Facebook's Other Founder Goes Off to Found Some More
One of Facebook's two cofounders is jumping ship to start his own Internet company. Dustin Moskovitz announced he'll leave the social networking site in about a month. He and colleague Justin Rosenstein, a Facebook engineering manager who previously worked at Google, will launch a new enterprise software business.
The startup will focus on an open source enterprise productivity suite with a Facebook-like interface.
Moskovitz first formed Facebook with CEO and close friend Mark Zuckerberg while the two were students and roommates at Harvard in 2004. He has been one of its biggest cheerleaders over the years but is the latest in a string of execs to part ways in the past several months.
While Moskovitz's departure is drawing rumors of turmoil and changed culture within Facebook, it's important to remember that staffing changes are part of the startup world -- and most conclusions about any deeper implications are, at this point, little more than speculation.
"I think this is a pretty straightforward case where you have founders that have already done pretty well in the rapid ramp phase of a corporate development," Roger Kay, president of Endpoint Technologies, told TechNewsWorld.

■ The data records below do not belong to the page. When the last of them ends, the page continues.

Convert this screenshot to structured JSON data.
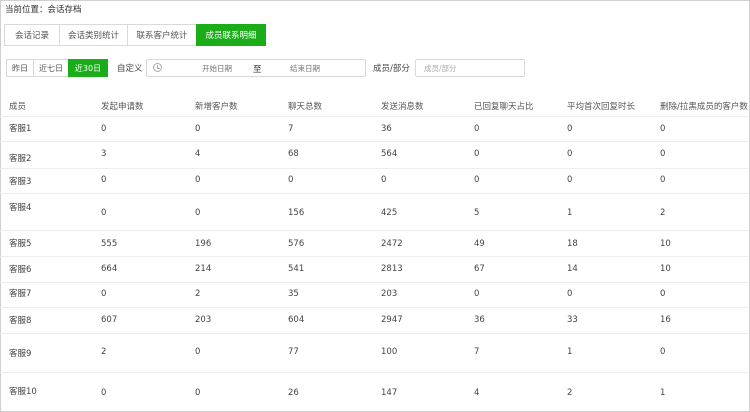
{
  "breadcrumb": "当前位置：会话存档",
  "tabs": [
    {
      "label": "会话记录",
      "active": false
    },
    {
      "label": "会话类别统计",
      "active": false
    },
    {
      "label": "联系客户统计",
      "active": false
    },
    {
      "label": "成员联系明细",
      "active": true
    }
  ],
  "range_buttons": [
    {
      "label": "昨日",
      "active": false
    },
    {
      "label": "近七日",
      "active": false
    },
    {
      "label": "近30日",
      "active": true
    }
  ],
  "custom_label": "自定义",
  "date_start_placeholder": "开始日期",
  "date_separator": "至",
  "date_end_placeholder": "结束日期",
  "member_label": "成员/部分",
  "member_placeholder": "成员/部分",
  "columns": [
    "成员",
    "发起申请数",
    "新增客户数",
    "聊天总数",
    "发送消息数",
    "已回复聊天占比",
    "平均首次回复时长",
    "删除/拉黑成员的客户数"
  ],
  "rows": [
    [
      "客服1",
      "0",
      "0",
      "7",
      "36",
      "0",
      "0",
      "0"
    ],
    [
      "客服2",
      "3",
      "4",
      "68",
      "564",
      "0",
      "0",
      "0"
    ],
    [
      "客服3",
      "0",
      "0",
      "0",
      "0",
      "0",
      "0",
      "0"
    ],
    [
      "客服4",
      "0",
      "0",
      "156",
      "425",
      "5",
      "1",
      "2"
    ],
    [
      "客服5",
      "555",
      "196",
      "576",
      "2472",
      "49",
      "18",
      "10"
    ],
    [
      "客服6",
      "664",
      "214",
      "541",
      "2813",
      "67",
      "14",
      "10"
    ],
    [
      "客服7",
      "0",
      "2",
      "35",
      "203",
      "0",
      "0",
      "0"
    ],
    [
      "客服8",
      "607",
      "203",
      "604",
      "2947",
      "36",
      "33",
      "16"
    ],
    [
      "客服9",
      "2",
      "0",
      "77",
      "100",
      "7",
      "1",
      "0"
    ],
    [
      "客服10",
      "0",
      "0",
      "26",
      "147",
      "4",
      "2",
      "1"
    ]
  ],
  "colors": {
    "accent": "#1aad19",
    "border": "#d9d9d9",
    "text": "#444444"
  }
}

Even the most passionate proponents of a company, Kay suggests, are constantly looking for their own growth. Moskovitz may have helped create Facebook, but his cofounder holds the CEO title.
"They've already harvested the benefit[s] ... and they're looking to move on. If you're the CEO, it's interesting. If you're one of the other guys, you can probably do better," Kay commented.
All outward signs do indicate Moskovitz and Zuckerberg are leaving on positive terms. A brief statement released by Zuckerberg suggests the two will remain in close contact.
"Dustin has always had Facebook's best interests at heart and will always be someone I turn to for advice," Zuckerberg said.
As for the departing duo's future, the specifics of the company are still under wraps.
"We hope our products will become to your work life what Facebook.com is to your social life," Rosenstein says in a posting on his Facebook profile.
The programs will complement Facebook, Rosenstein indicates, utilizing Facebook Connect as the default authentication option and featuring many of Facebook's conventions within the interface. In fact, the whole concept could have fallen within Facebook's family.
"As our visions for how productivity software could work came into alignment, we thought about building it inside of Facebook," Rosenstein writes. "But at some point, it became clear that doing so wouldn't be good for Facebook or for us. Facebook needs to continue its mission of making the world more open through social software, without distraction, and the new project requires a company built around it from the ground up, with the goals of efficiency and group collaboration embedded deeply into its DNA from day 1."
Much of the wording is vague, and it's likely no mistake: Moskovitz and Rosenstein say they've yet to actually start their new venture -- so odds are, the details are still being ironed out.
"From that description, it's really hard to know what they're doing," Kay concurred.
Still, the limited information is enough to pique interest. And make no mistake -- this is one startup the tech world will be watching.
"It's certain that that platform is pretty interesting and it's just in its early phases, so somebody who understands the technology really well and sees the implications better than most people is in a good position to cash in on that," Kay pointed out. "It makes perfect sense to me."